Limbaugh: The First Amendment Doesn’t Give the Press ‘Immunity from Criticism’ – Mediaite
Posted: at 6:50 pm
(NNPA) – The National Aeronautics and Space Administration (NASA) has selected astronaut Jeanette Epps to join the crew of the International Space Station in 2018. Epps will become the first Black crewmember to represent the U.S. on the station.
The journey will mark the first time Epps has traveled to orbit, allowing her to follow in the footsteps of the women who, she said, inspired her to become an astronaut.
While other Black astronauts have flown to the Space Station for brief stays during the outposts construction, Epps will be the first Black crewmember to live and work on the station for an extended period of time. Her journey aboard the Soyuz spacecraft and stay at the station places her as the only American and female among a crew made up of mostly Russians and men.

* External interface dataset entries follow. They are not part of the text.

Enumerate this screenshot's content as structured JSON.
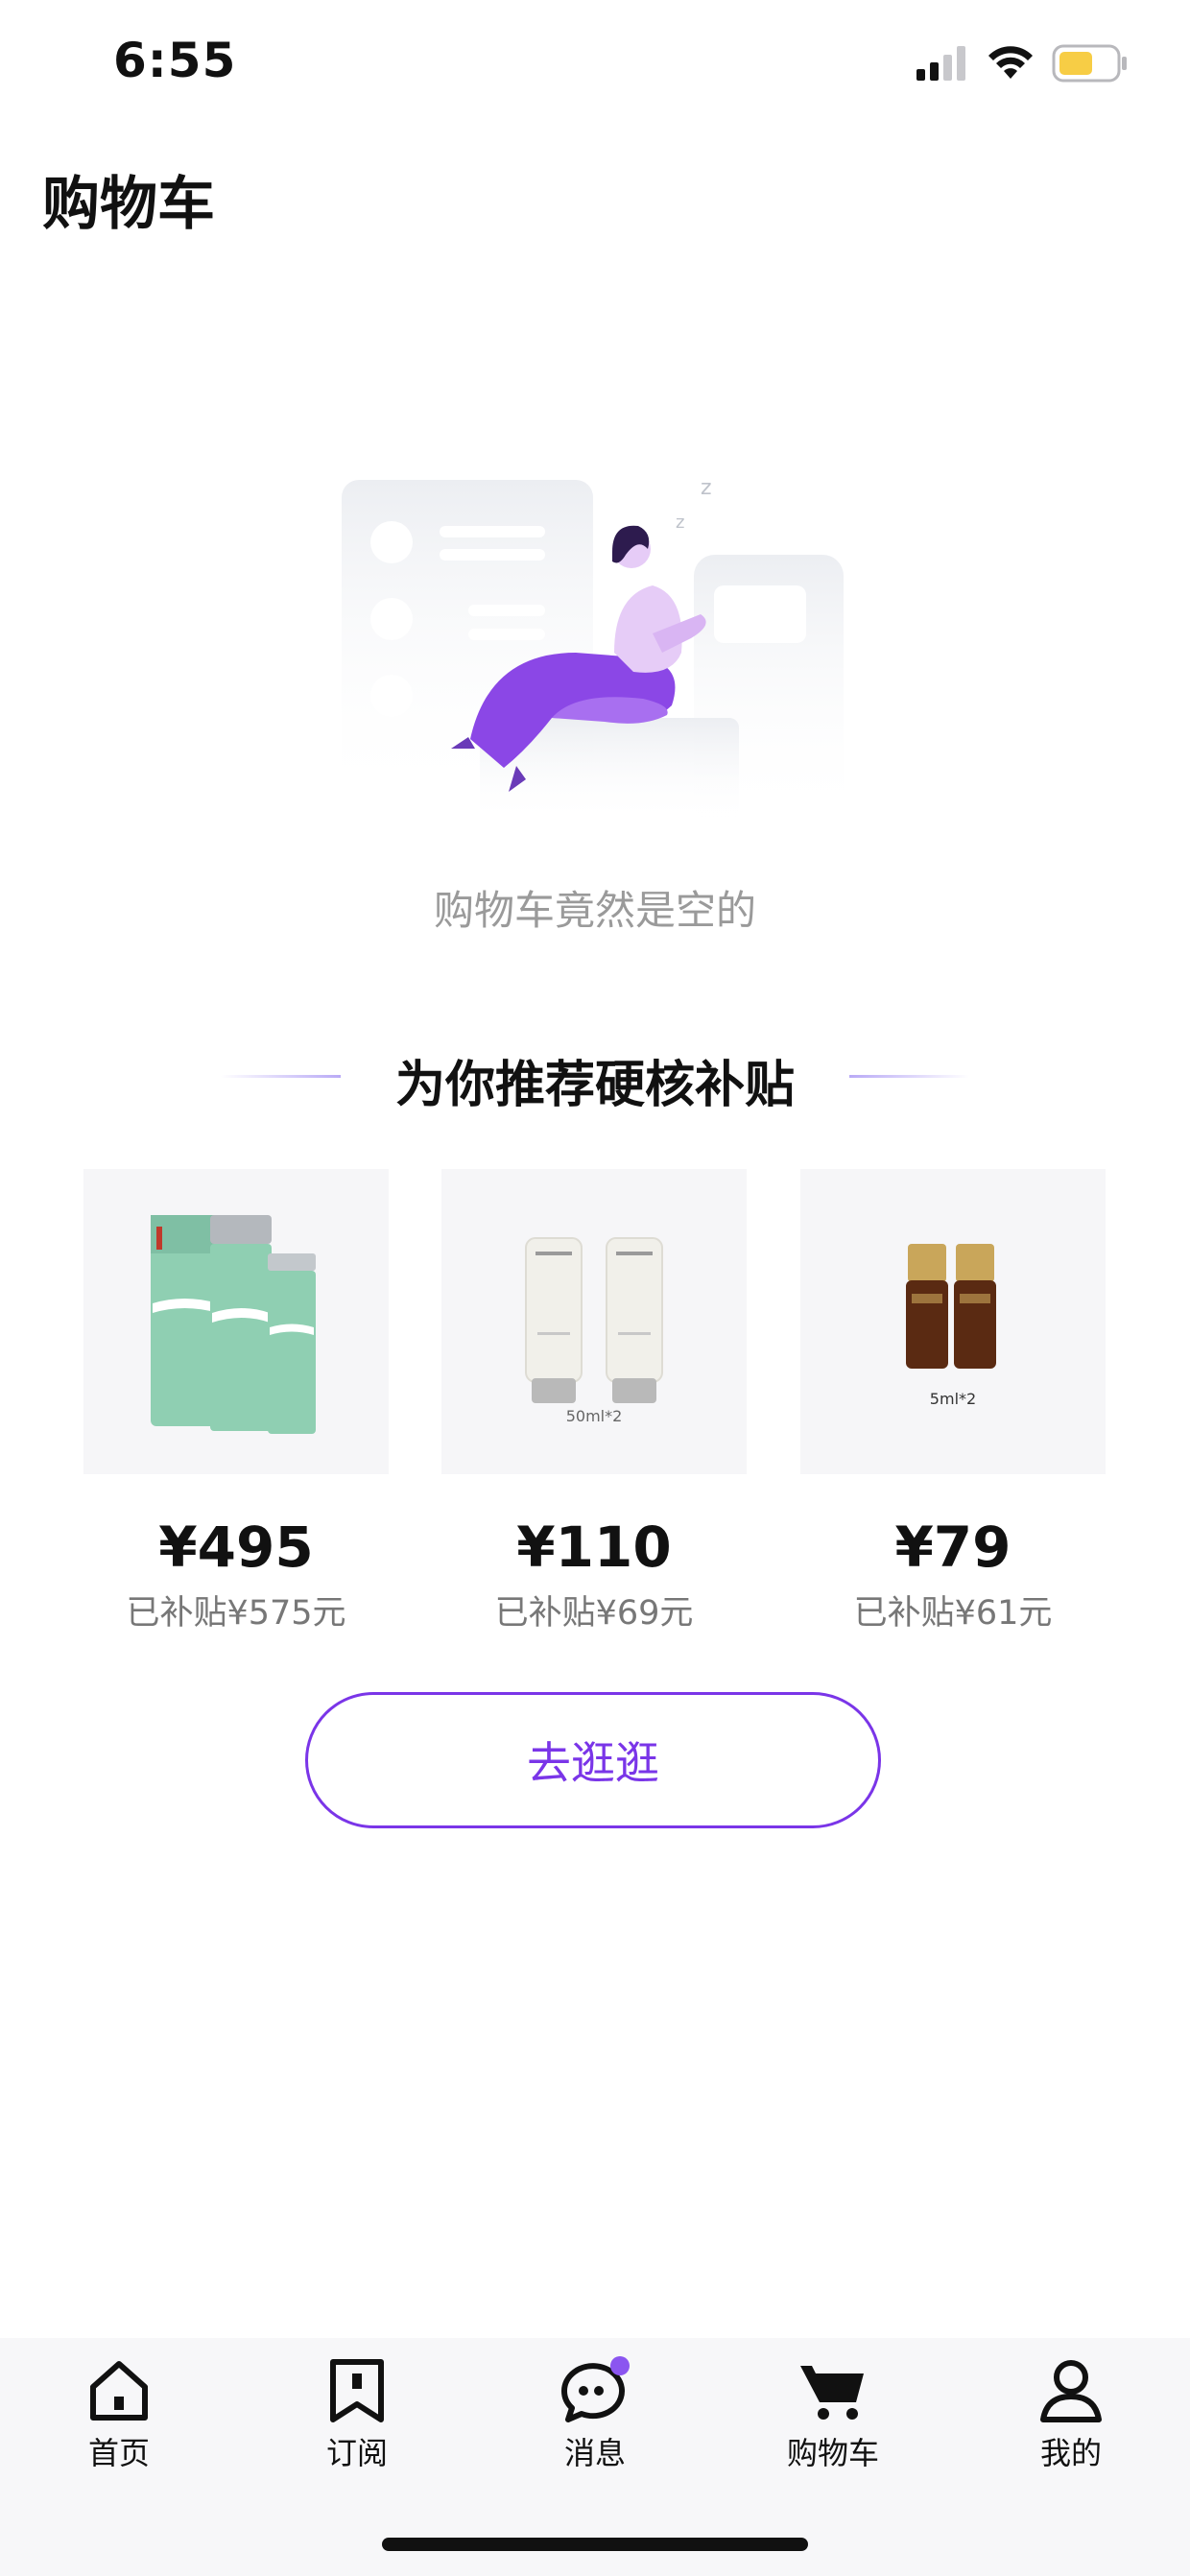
{
  "status_bar": {
    "time": "6:55"
  },
  "header": {
    "title": "购物车"
  },
  "empty_state": {
    "message": "购物车竟然是空的"
  },
  "recommend": {
    "title": "为你推荐硬核补贴",
    "products": [
      {
        "price": "¥495",
        "subsidy": "已补贴¥575元",
        "image_caption": ""
      },
      {
        "price": "¥110",
        "subsidy": "已补贴¥69元",
        "image_caption": "50ml*2"
      },
      {
        "price": "¥79",
        "subsidy": "已补贴¥61元",
        "image_caption": "5ml*2"
      }
    ]
  },
  "actions": {
    "browse_label": "去逛逛"
  },
  "tab_bar": {
    "items": [
      {
        "label": "首页",
        "icon": "home-icon"
      },
      {
        "label": "订阅",
        "icon": "bookmark-icon"
      },
      {
        "label": "消息",
        "icon": "message-icon"
      },
      {
        "label": "购物车",
        "icon": "cart-icon"
      },
      {
        "label": "我的",
        "icon": "profile-icon"
      }
    ]
  },
  "colors": {
    "accent": "#7a35e8",
    "battery": "#f7cd45"
  }
}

Im a person just like they are. I do the same work as they do, Epps told a group of STEM students at her Syracuse alma mater, Danforth Middle School. If something breaks, anyone of us will have to be able to go out the door. We have to be jacks of all trades. Its not a job thats like any other.
While working on her doctorate, Epps was a NASA graduate student Researchers Project fellow, authoring several journal and conference articles about her research. After completing her graduate studies, Epps worked in a research lab for more than two years, co-authoring multiple patents, before being recruited by the Central Intelligence Agency (CIA). She was a CIA technical intelligence officer for about seven years before being selected as a member of the 2009 astronaut class.
Anything you dont know is going to be hard at first, Epps said in a video statement about the launch. But if you stay the course, put the time and effort in, it will become seamless eventually.
Epps, in the NASA video interview, shared when she was first introduced to the idea that she could be an astronaut. It was about 1980, I was nine years old. My brother came home and he looked at my grades and my twin sisters grades and he said, You know, you guys can probably become aerospace engineers or even astronauts, Epps said. And this was at the time that Sally Ride [the first American woman to fly in space] and a group of women were selected to become astronauts the first time in history. So, he made that comment and I said, Wow, that would be so cool.
Epps will join veteran NASA astronaut Andrew Feustel at the Space Station. On Feustels first long-duration mission, he served as a flight engineer on Expedition 55, and later as commander of Expedition 56.
Each space station crew brings something different to the table, and Drew and Jeanette both have a lot to offer, said Chris Cassidy, chief of the Astronaut Office at NASAs Johnson Space Center in Houston, in a statement. The space station will benefit from having them on board.